Have you heard the one about the unlikely friendship between the bandicoot and the maremma sheepdog?
The University of Tasmania is playing a key role in a trial to reintroduce the eastern barred bandicoot into the wild in Victoria, putting them under the guard of maremma sheepdogs.
Tasmania is the last stronghold of the eastern barred bandicoot, which is extinct in the wild on the mainland due to habitat destruction and the introduction of predators like foxes.
A collaboration between UTAS and Zoos Victoria will trial whether maremma dogs, traditionally used to guard livestock in Italy, will be able to keep the bandicoots safe from the fiendish foxes.
Eight dogs are currently being trained to bond with both the bandicoots and sheep, over whom they will keep a careful eye.
UTAS will monitor the wellbeing of the bandicoots and the success of the trial.
“The monitoring of the survival of the bandicoots and the fate of the bandicoot population is something that we are going to do with Zoos Victoria,” UTAS professor of wildlife conservation Christopher Johnson said.

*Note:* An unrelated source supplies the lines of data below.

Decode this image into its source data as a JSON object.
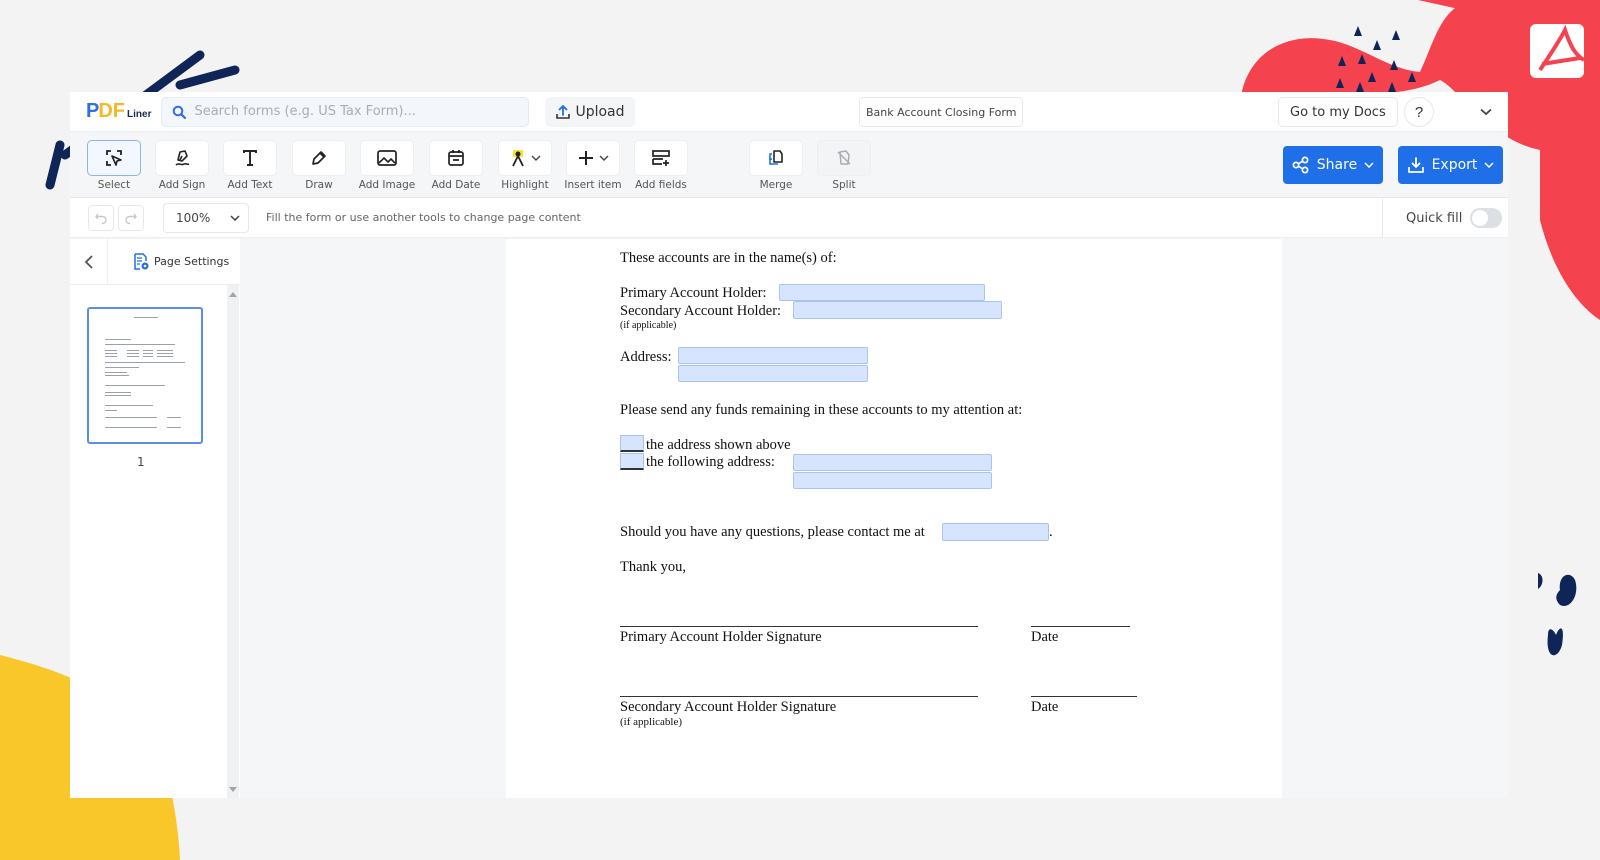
{
  "header": {
    "logo": {
      "p": "P",
      "d": "D",
      "f": "F",
      "suffix": "Liner"
    },
    "search_placeholder": "Search forms (e.g. US Tax Form)...",
    "upload_label": "Upload",
    "document_title": "Bank Account Closing Form",
    "go_to_docs_label": "Go to my Docs",
    "help_label": "?"
  },
  "toolbar": {
    "tools": [
      {
        "label": "Select",
        "icon": "select-cursor-icon",
        "active": true
      },
      {
        "label": "Add Sign",
        "icon": "signature-icon"
      },
      {
        "label": "Add Text",
        "icon": "text-icon"
      },
      {
        "label": "Draw",
        "icon": "pen-icon"
      },
      {
        "label": "Add Image",
        "icon": "image-icon"
      },
      {
        "label": "Add Date",
        "icon": "calendar-icon"
      },
      {
        "label": "Highlight",
        "icon": "highlighter-icon",
        "dropdown": true
      },
      {
        "label": "Insert item",
        "icon": "plus-icon",
        "dropdown": true
      },
      {
        "label": "Add fields",
        "icon": "add-fields-icon"
      },
      {
        "label": "Merge",
        "icon": "merge-icon"
      },
      {
        "label": "Split",
        "icon": "split-icon"
      }
    ],
    "share_label": "Share",
    "export_label": "Export",
    "accent_color": "#1f6fe8"
  },
  "subbar": {
    "zoom_value": "100%",
    "hint": "Fill the form or use another tools to change page content",
    "quick_fill_label": "Quick fill",
    "quick_fill_enabled": false
  },
  "sidebar": {
    "page_settings_label": "Page Settings",
    "pages": [
      {
        "number": "1",
        "selected": true
      }
    ]
  },
  "document": {
    "intro": "These accounts are in the name(s) of:",
    "primary_holder_label": "Primary Account Holder:",
    "secondary_holder_label": "Secondary Account Holder:",
    "if_applicable": "(if applicable)",
    "address_label": "Address:",
    "funds_text": "Please send any funds remaining in these accounts to my attention at:",
    "option_above": "the address shown above",
    "option_following": "the following address:",
    "contact_text": "Should you have any questions, please contact me at",
    "contact_period": ".",
    "thank_you": "Thank you,",
    "primary_signature_label": "Primary Account Holder Signature",
    "secondary_signature_label": "Secondary Account Holder Signature",
    "date_label": "Date",
    "field_color": "#d6e5fd"
  }
}
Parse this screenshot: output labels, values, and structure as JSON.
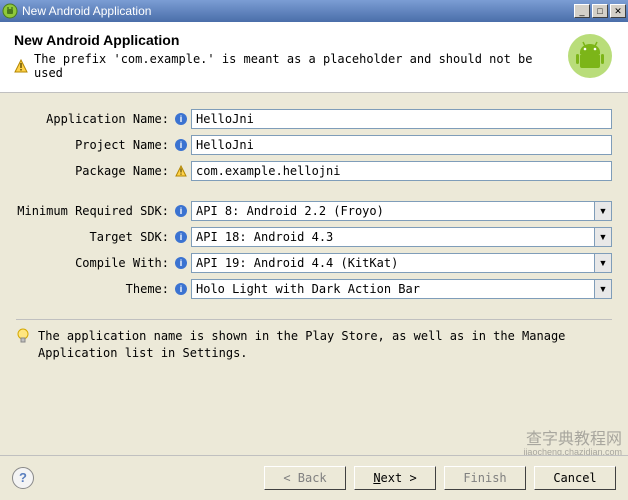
{
  "window": {
    "title": "New Android Application"
  },
  "banner": {
    "heading": "New Android Application",
    "warning": "The prefix 'com.example.' is meant as a placeholder and should not be used"
  },
  "fields": {
    "app_name_label": "Application Name:",
    "app_name_value": "HelloJni",
    "project_name_label": "Project Name:",
    "project_name_value": "HelloJni",
    "package_name_label": "Package Name:",
    "package_name_value": "com.example.hellojni",
    "min_sdk_label": "Minimum Required SDK:",
    "min_sdk_value": "API 8: Android 2.2 (Froyo)",
    "target_sdk_label": "Target SDK:",
    "target_sdk_value": "API 18: Android 4.3",
    "compile_with_label": "Compile With:",
    "compile_with_value": "API 19: Android 4.4 (KitKat)",
    "theme_label": "Theme:",
    "theme_value": "Holo Light with Dark Action Bar"
  },
  "tip": "The application name is shown in the Play Store, as well as in the Manage Application list in Settings.",
  "buttons": {
    "back": "< Back",
    "next": "Next >",
    "finish": "Finish",
    "cancel": "Cancel",
    "help": "?"
  },
  "watermark": {
    "main": "查字典教程网",
    "sub": "jiaocheng.chazidian.com"
  }
}
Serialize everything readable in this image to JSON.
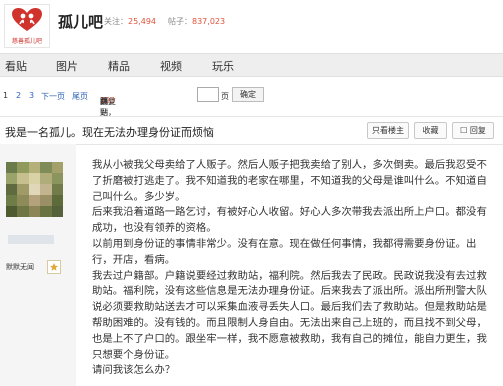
{
  "header": {
    "logo_text": "慈善孤儿吧",
    "title": "孤儿吧",
    "members_label": "关注：",
    "members": "25,494",
    "posts_label": "帖子：",
    "posts": "837,023"
  },
  "nav": {
    "tabs": [
      "看贴",
      "图片",
      "精品",
      "视频",
      "玩乐"
    ]
  },
  "pager": {
    "pages": [
      "1",
      "2",
      "3"
    ],
    "next": "下一页",
    "last": "尾页",
    "replies": "193",
    "replies_label": "回复贴，",
    "total_label": "共",
    "total_pages": "3",
    "pages_unit": "页，",
    "jump_label": "跳到",
    "page_unit": "页",
    "confirm": "确定"
  },
  "thread": {
    "title": "我是一名孤儿。现在无法办理身份证而烦恼",
    "buttons": [
      "只看楼主",
      "收藏",
      "回复"
    ]
  },
  "poster": {
    "label": "默默无闻"
  },
  "post": {
    "paragraphs": [
      "我从小被我父母卖给了人贩子。然后人贩子把我卖给了别人，多次倒卖。最后我忍受不了折磨被打逃走了。我不知道我的老家在哪里，不知道我的父母是谁叫什么。不知道自己叫什么。多少岁。",
      "后来我沿着道路一路乞讨，有被好心人收留。好心人多次带我去派出所上户口。都没有成功，也没有领养的资格。",
      "以前用到身份证的事情非常少。没有在意。现在做任何事情，我都得需要身份证。出行，开店，看病。",
      "我去过户籍部。户籍说要经过救助站，福利院。然后我去了民政。民政说我没有去过救助站。福利院，没有这些信息是无法办理身份证。后来我去了派出所。派出所刑警大队说必须要救助站送去才可以采集血液寻丢失人口。最后我们去了救助站。但是救助站是帮助困难的。没有钱的。而且限制人身自由。无法出来自己上班的，而且找不到父母，也是上不了户口的。跟坐牢一样，我不愿意被救助，我有自己的摊位，能自力更生，我只想要个身份证。",
      "请问我该怎么办？"
    ]
  },
  "colors": {
    "accent": "#e2523a",
    "link": "#2d64b3",
    "logo_red": "#d0322c"
  },
  "icons": [
    "heart-logo-icon",
    "rank-badge-icon"
  ]
}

“The university's involvement in this is quite central and it really helps to understand if the trial is working, and why.”
Professor Johnson said the bandicoot used to be a common farmland species, as it naturally occurs in open woodlands with a grassy understory.
“If we were able to protect them (the bandicoots) from predators by a method that also fitted with farm management then that means lots of other people could do it,” he said.
“Anyone who’s got a bit of a problem protecting their sheep from foxes might want to think about using these guardian dogs for protection and once they've done that, if we prove that the guardian dogs can help protect the bandicoots, then just about any farmer in Victoria could be a bandicoot conservationist.
“The potential is really wide, it could be like country wide conservation to the extent that people are willing to participate in it.”
Professor Johnson is hopeful the trial will work, and said if it does it will be significant.
“If it works for that then it should work for other things as well, like eastern quolls which are in the same position as bandicoots,” he said.
The university has already been monitoring the foxes in the area of the trial, to understand their behaviour and numbers.
“Then when the dogs go in we’ll monitor them to measure the change in the use of the area by foxes and the behaviour of those foxes,” Professor Johnson said.